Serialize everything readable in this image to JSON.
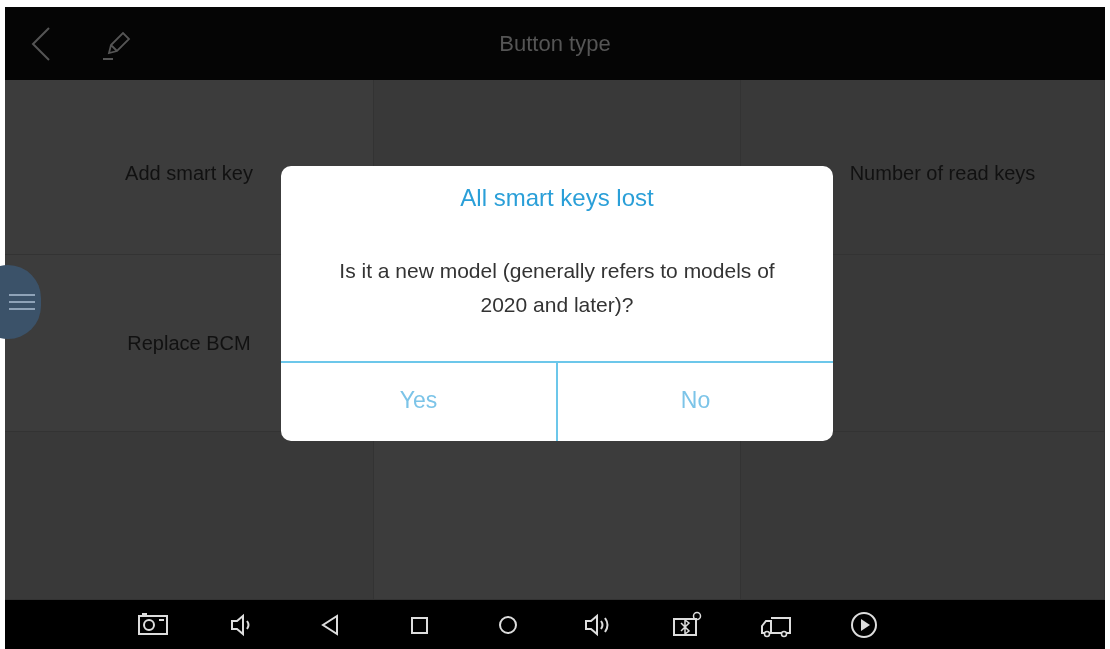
{
  "header": {
    "title": "Button type"
  },
  "grid": [
    {
      "kind": "option",
      "label": "Add smart key"
    },
    {
      "kind": "empty"
    },
    {
      "kind": "option",
      "label": "Number of read keys"
    },
    {
      "kind": "option",
      "label": "Replace BCM"
    },
    {
      "kind": "empty"
    },
    {
      "kind": "empty"
    },
    {
      "kind": "empty"
    },
    {
      "kind": "empty"
    }
  ],
  "dialog": {
    "title": "All smart keys lost",
    "message": "Is it a new model (generally refers to models of 2020 and later)?",
    "buttons": [
      "Yes",
      "No"
    ]
  },
  "nav_bar": [
    {
      "kind": "camera"
    },
    {
      "kind": "volume-down"
    },
    {
      "kind": "back"
    },
    {
      "kind": "recents"
    },
    {
      "kind": "home"
    },
    {
      "kind": "volume-up"
    },
    {
      "kind": "bluetooth"
    },
    {
      "kind": "truck"
    },
    {
      "kind": "play"
    }
  ]
}
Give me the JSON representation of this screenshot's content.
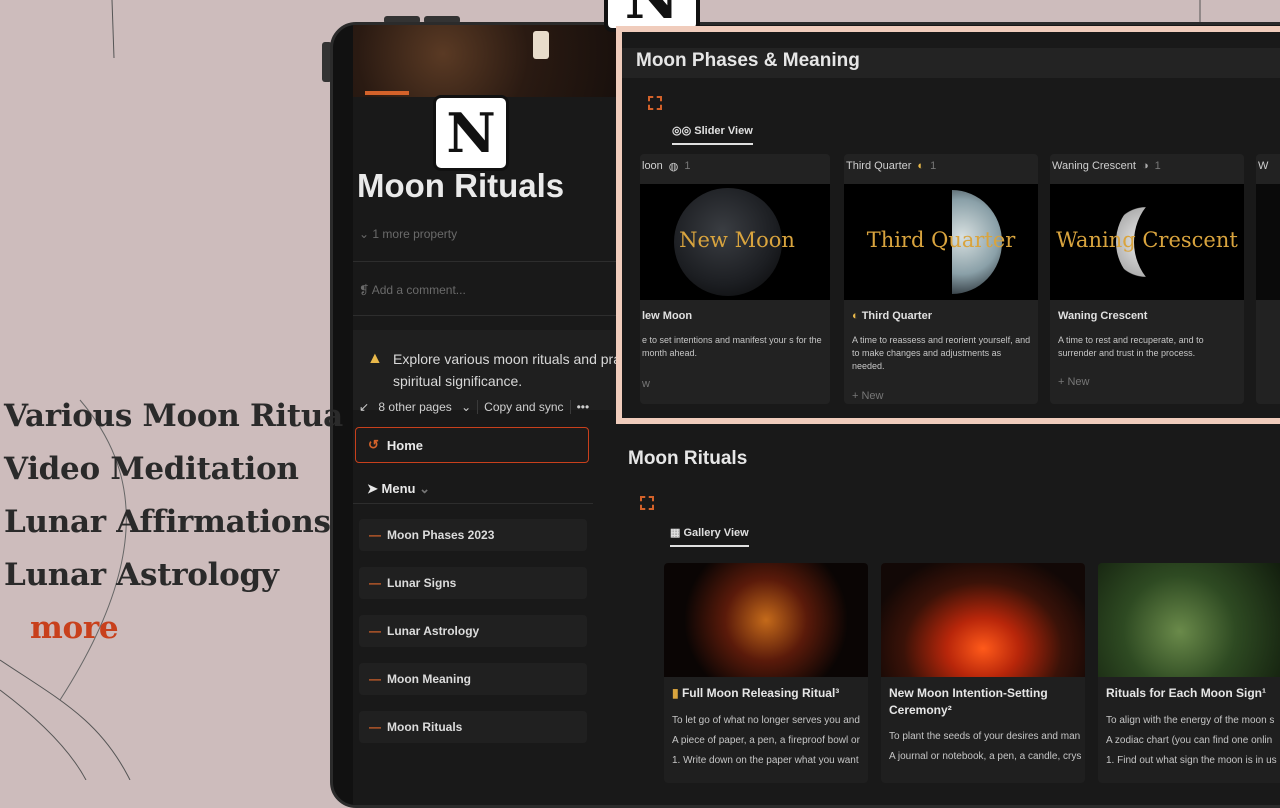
{
  "promo": {
    "items": [
      "Various Moon Ritua",
      "Video Meditation",
      "Lunar Affirmations",
      "Lunar Astrology"
    ],
    "more": "more"
  },
  "logo_letter": "N",
  "page": {
    "title": "Moon Rituals",
    "more_property": "1 more property",
    "add_comment": "Add a comment...",
    "callout_text": "Explore various moon rituals and prac spiritual significance.",
    "sync": {
      "other_pages": "8 other pages",
      "copy_sync": "Copy and sync",
      "more": "•••"
    },
    "home": "Home",
    "menu": "Menu",
    "menu_items": [
      "Moon Phases 2023",
      "Lunar Signs",
      "Lunar Astrology",
      "Moon Meaning",
      "Moon Rituals"
    ]
  },
  "phases": {
    "title": "Moon Phases & Meaning",
    "view": "Slider View",
    "cards": [
      {
        "group": "loon",
        "count": "1",
        "image_label": "New Moon",
        "name": "lew Moon",
        "desc": "e to set intentions and manifest your s for the month ahead.",
        "new": "w"
      },
      {
        "group": "Third Quarter",
        "count": "1",
        "image_label": "Third Quarter",
        "name": "Third Quarter",
        "desc": "A time to reassess and reorient yourself, and to make changes and adjustments as needed.",
        "new": "+ New"
      },
      {
        "group": "Waning Crescent",
        "count": "1",
        "image_label": "Waning Crescent",
        "name": "Waning Crescent",
        "desc": "A time to rest and recuperate, and to surrender and trust in the process.",
        "new": "+ New"
      }
    ],
    "partial_head": "W"
  },
  "rituals": {
    "title": "Moon Rituals",
    "view": "Gallery View",
    "cards": [
      {
        "name": "Full Moon Releasing Ritual³",
        "line1": "To let go of what no longer serves you and",
        "line2": "A piece of paper, a pen, a fireproof bowl or",
        "line3": "1. Write down on the paper what you want"
      },
      {
        "name": "New Moon Intention-Setting Ceremony²",
        "line1": "To plant the seeds of your desires and man",
        "line2": "A journal or notebook, a pen, a candle, crys",
        "line3": ""
      },
      {
        "name": "Rituals for Each Moon Sign¹",
        "line1": "To align with the energy of the moon s",
        "line2": "A zodiac chart (you can find one onlin",
        "line3": "1. Find out what sign the moon is in us"
      }
    ]
  },
  "colors": {
    "accent": "#d4622a",
    "promo_more": "#c8401c",
    "gold": "#d9a43e"
  }
}
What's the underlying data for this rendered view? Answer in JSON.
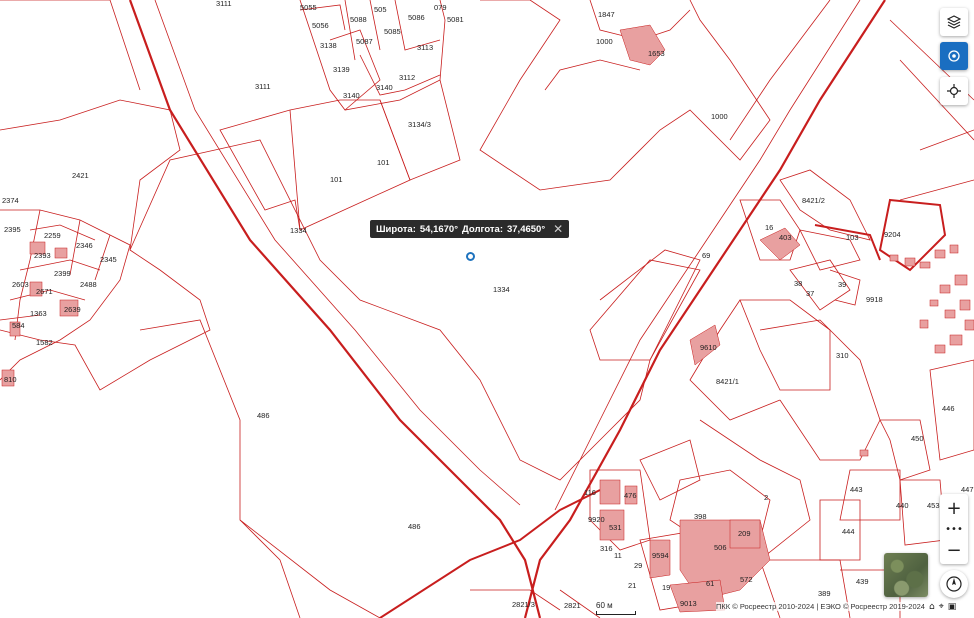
{
  "tooltip": {
    "lat_label": "Широта:",
    "lat_value": "54,1670°",
    "lon_label": "Долгота:",
    "lon_value": "37,4650°",
    "close_icon": "close-icon"
  },
  "controls": {
    "layers_icon": "layers-icon",
    "location_icon": "target-icon",
    "crosshair_icon": "crosshair-icon",
    "zoom_in": "+",
    "zoom_more": "•••",
    "zoom_out": "−",
    "compass_icon": "compass-icon",
    "basemap_icon": "satellite-thumbnail-icon"
  },
  "scale": {
    "label": "60 м"
  },
  "attribution": {
    "text": "ПКК © Росреестр 2010-2024 | ЕЭКО © Росреестр 2019-2024"
  },
  "colors": {
    "parcel_line": "#c81e1e",
    "building_fill": "#e8a0a0",
    "accent": "#1a6ec1"
  },
  "parcels": [
    "3111",
    "5055",
    "5056",
    "5088",
    "505",
    "5086",
    "079",
    "5081",
    "1847",
    "3138",
    "5087",
    "5085",
    "3113",
    "1000",
    "1653",
    "3139",
    "3112",
    "3140",
    "3140",
    "3111",
    "3134/3",
    "1000",
    "101",
    "101",
    "2421",
    "2374",
    "1334",
    "8421/2",
    "16",
    "403",
    "103",
    "9204",
    "2259",
    "2346",
    "2395",
    "2393",
    "2399",
    "2345",
    "69",
    "2603",
    "2671",
    "2488",
    "2639",
    "1334",
    "38",
    "37",
    "39",
    "9918",
    "1363",
    "584",
    "1582",
    "810",
    "9610",
    "310",
    "8421/1",
    "486",
    "446",
    "450",
    "116",
    "476",
    "9920",
    "531",
    "398",
    "2",
    "443",
    "440",
    "453",
    "447",
    "486",
    "316",
    "11",
    "9594",
    "29",
    "209",
    "506",
    "61",
    "572",
    "444",
    "21",
    "19",
    "439",
    "389",
    "2821/3",
    "2821",
    "9013"
  ]
}
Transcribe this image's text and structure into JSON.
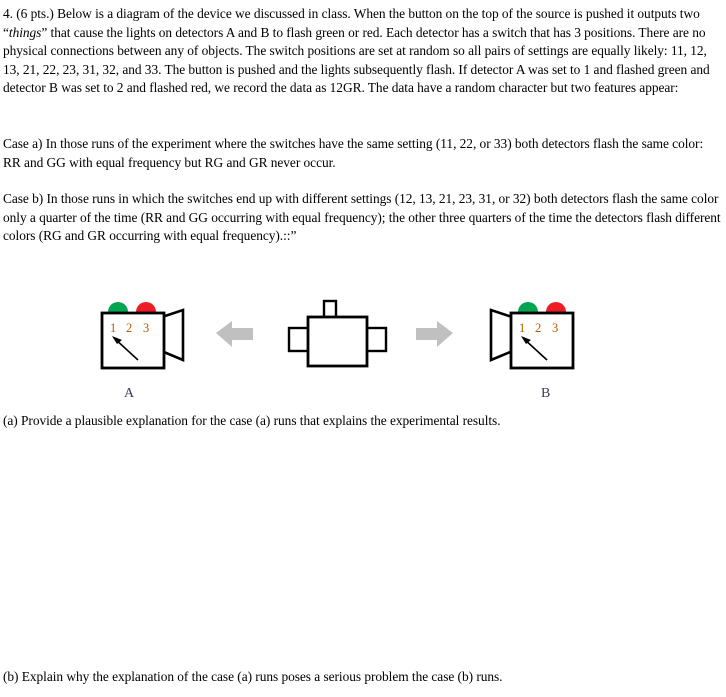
{
  "document": {
    "problem_number": "4.",
    "points": "(6 pts.)",
    "intro_paragraph": {
      "part1": "4. (6 pts.)  Below is a diagram of the device we discussed in class. When the button on the top of the source is pushed it outputs two “",
      "italic_word": "things",
      "part2": "” that cause the lights on detectors A and B to flash green or red. Each detector has a switch that has 3 positions. There are no physical connections between any of objects. The switch positions are set at random so all pairs of settings are equally likely: 11, 12, 13, 21, 22, 23, 31, 32, and 33. The button is pushed and the lights subsequently flash. If detector A was set to 1 and flashed green and detector B was set to 2 and flashed red, we record the data as 12GR.  The data have a random character but two features appear:"
    },
    "case_a_paragraph": "Case a) In those runs of the experiment where the switches have the same setting (11, 22, or 33) both detectors flash the same color: RR and GG with equal frequency but RG and GR never occur.",
    "case_b_paragraph": "Case b) In those runs in which the switches end up with different settings (12, 13, 21, 23, 31, or 32) both detectors flash the same color only a quarter of the time (RR and GG occurring with equal frequency); the other three quarters of the time the detectors flash different colors (RG and GR occurring with equal frequency).::”",
    "question_a": "(a) Provide a plausible explanation for the case (a) runs that explains the experimental results.",
    "question_b": "(b) Explain why the explanation of the case (a) runs poses a serious problem the case (b) runs."
  },
  "diagram": {
    "detector_a": {
      "label": "A",
      "switch_positions": [
        "1",
        "2",
        "3"
      ],
      "selected_position": "1",
      "lights": [
        {
          "name": "green-light",
          "color": "#00a550"
        },
        {
          "name": "red-light",
          "color": "#ee1c25"
        }
      ]
    },
    "detector_b": {
      "label": "B",
      "switch_positions": [
        "1",
        "2",
        "3"
      ],
      "selected_position": "1",
      "lights": [
        {
          "name": "green-light",
          "color": "#00a550"
        },
        {
          "name": "red-light",
          "color": "#ee1c25"
        }
      ]
    },
    "source": {
      "has_button": true
    },
    "arrows": {
      "left_arrow_color": "#c0c0c0",
      "right_arrow_color": "#c0c0c0"
    },
    "switch_number_color": "#b85c00",
    "outline_color": "#000000"
  }
}
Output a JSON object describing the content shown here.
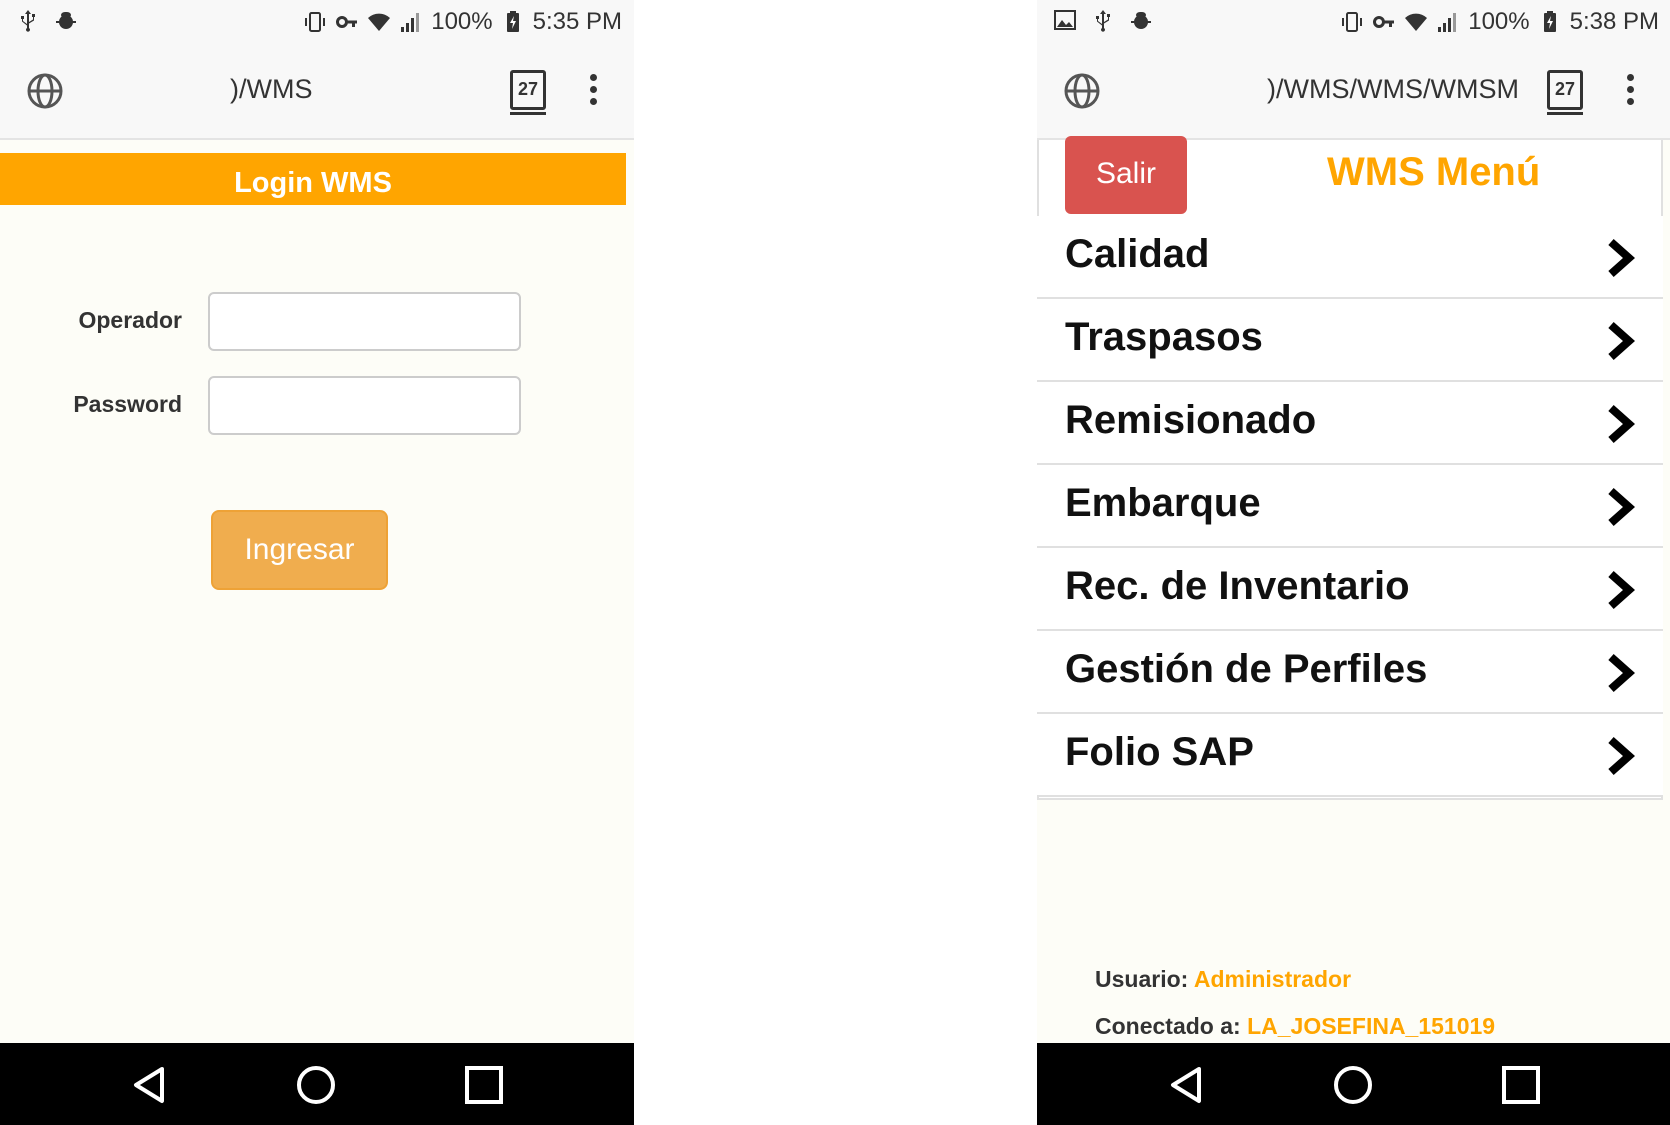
{
  "login_screen": {
    "status": {
      "battery": "100%",
      "time": "5:35 PM"
    },
    "address_bar": {
      "url": ")/WMS",
      "tab_count": "27"
    },
    "header": "Login WMS",
    "form": {
      "operador_label": "Operador",
      "password_label": "Password",
      "operador_value": "",
      "password_value": ""
    },
    "submit_label": "Ingresar"
  },
  "menu_screen": {
    "status": {
      "battery": "100%",
      "time": "5:38 PM"
    },
    "address_bar": {
      "url": ")/WMS/WMS/WMSM",
      "tab_count": "27"
    },
    "logout_label": "Salir",
    "title": "WMS Menú",
    "items": [
      {
        "label": "Calidad"
      },
      {
        "label": "Traspasos"
      },
      {
        "label": "Remisionado"
      },
      {
        "label": "Embarque"
      },
      {
        "label": "Rec. de Inventario"
      },
      {
        "label": "Gestión de Perfiles"
      },
      {
        "label": "Folio SAP"
      }
    ],
    "footer": {
      "user_label": "Usuario:",
      "user_value": "Administrador",
      "connected_label": "Conectado a:",
      "connected_value": "LA_JOSEFINA_151019"
    }
  },
  "colors": {
    "accent": "#ffa500",
    "button_warning": "#f0ad4e",
    "button_danger": "#d9534f",
    "page_bg": "#fdfdf7"
  }
}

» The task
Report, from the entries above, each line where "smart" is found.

» Reply
      "label": "Add smart key"
    "title": "All smart keys lost",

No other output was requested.